EXERCISE DIRECTIONS: Work out how many lines of the material contain the string "title"; the answer is that number only.

DATA EXTRACT:
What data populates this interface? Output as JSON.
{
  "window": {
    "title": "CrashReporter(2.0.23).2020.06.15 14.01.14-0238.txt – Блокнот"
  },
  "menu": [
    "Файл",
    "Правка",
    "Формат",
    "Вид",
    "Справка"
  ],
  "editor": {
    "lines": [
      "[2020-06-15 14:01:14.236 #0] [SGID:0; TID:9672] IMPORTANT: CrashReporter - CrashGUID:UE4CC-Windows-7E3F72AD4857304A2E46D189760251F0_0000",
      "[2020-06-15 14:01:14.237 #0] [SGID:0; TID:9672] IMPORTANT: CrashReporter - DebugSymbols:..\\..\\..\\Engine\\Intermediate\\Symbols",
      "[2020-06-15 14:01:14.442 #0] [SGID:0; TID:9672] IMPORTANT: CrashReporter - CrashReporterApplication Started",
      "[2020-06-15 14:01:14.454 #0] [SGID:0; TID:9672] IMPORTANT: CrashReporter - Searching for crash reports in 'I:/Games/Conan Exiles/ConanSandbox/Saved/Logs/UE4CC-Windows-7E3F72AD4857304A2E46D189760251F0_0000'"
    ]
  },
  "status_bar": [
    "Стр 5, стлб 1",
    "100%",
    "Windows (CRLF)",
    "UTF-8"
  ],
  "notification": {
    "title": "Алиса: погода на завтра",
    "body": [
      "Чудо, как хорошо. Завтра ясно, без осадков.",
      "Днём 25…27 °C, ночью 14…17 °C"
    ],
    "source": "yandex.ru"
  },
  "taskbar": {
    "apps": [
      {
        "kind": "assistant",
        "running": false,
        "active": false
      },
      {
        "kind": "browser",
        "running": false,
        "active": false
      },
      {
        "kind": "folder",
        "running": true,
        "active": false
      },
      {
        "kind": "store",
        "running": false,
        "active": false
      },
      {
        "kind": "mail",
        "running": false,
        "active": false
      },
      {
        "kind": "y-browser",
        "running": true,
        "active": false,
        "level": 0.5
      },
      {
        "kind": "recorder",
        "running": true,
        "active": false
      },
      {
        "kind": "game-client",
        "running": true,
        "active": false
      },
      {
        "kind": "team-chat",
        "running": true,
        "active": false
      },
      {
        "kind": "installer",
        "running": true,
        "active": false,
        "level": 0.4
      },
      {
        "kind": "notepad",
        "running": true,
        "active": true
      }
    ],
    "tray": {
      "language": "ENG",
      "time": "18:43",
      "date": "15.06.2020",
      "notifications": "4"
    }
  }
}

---

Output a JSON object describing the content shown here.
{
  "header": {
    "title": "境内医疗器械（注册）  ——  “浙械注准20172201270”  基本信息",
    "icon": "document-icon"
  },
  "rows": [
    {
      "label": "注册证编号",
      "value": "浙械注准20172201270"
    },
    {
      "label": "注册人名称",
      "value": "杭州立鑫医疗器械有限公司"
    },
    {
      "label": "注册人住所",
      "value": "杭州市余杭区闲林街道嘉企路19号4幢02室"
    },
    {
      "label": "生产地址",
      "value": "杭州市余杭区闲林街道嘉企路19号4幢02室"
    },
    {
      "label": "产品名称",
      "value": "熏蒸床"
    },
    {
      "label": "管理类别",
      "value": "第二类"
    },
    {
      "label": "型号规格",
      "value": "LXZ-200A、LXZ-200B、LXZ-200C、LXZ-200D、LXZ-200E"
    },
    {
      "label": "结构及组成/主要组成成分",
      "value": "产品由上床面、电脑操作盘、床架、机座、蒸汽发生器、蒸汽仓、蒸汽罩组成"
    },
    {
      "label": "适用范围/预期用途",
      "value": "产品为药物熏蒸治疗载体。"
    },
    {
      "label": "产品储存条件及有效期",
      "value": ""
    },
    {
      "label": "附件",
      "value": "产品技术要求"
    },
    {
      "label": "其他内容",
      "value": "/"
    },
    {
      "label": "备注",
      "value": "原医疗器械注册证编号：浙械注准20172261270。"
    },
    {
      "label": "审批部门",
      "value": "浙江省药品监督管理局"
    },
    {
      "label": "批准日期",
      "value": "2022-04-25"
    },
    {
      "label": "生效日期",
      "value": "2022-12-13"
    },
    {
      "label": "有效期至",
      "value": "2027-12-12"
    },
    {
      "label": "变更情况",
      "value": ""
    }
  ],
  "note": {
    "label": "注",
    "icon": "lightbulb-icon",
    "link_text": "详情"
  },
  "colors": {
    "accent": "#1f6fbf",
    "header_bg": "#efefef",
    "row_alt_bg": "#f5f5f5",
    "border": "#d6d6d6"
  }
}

COMPLETED EXERCISE: 3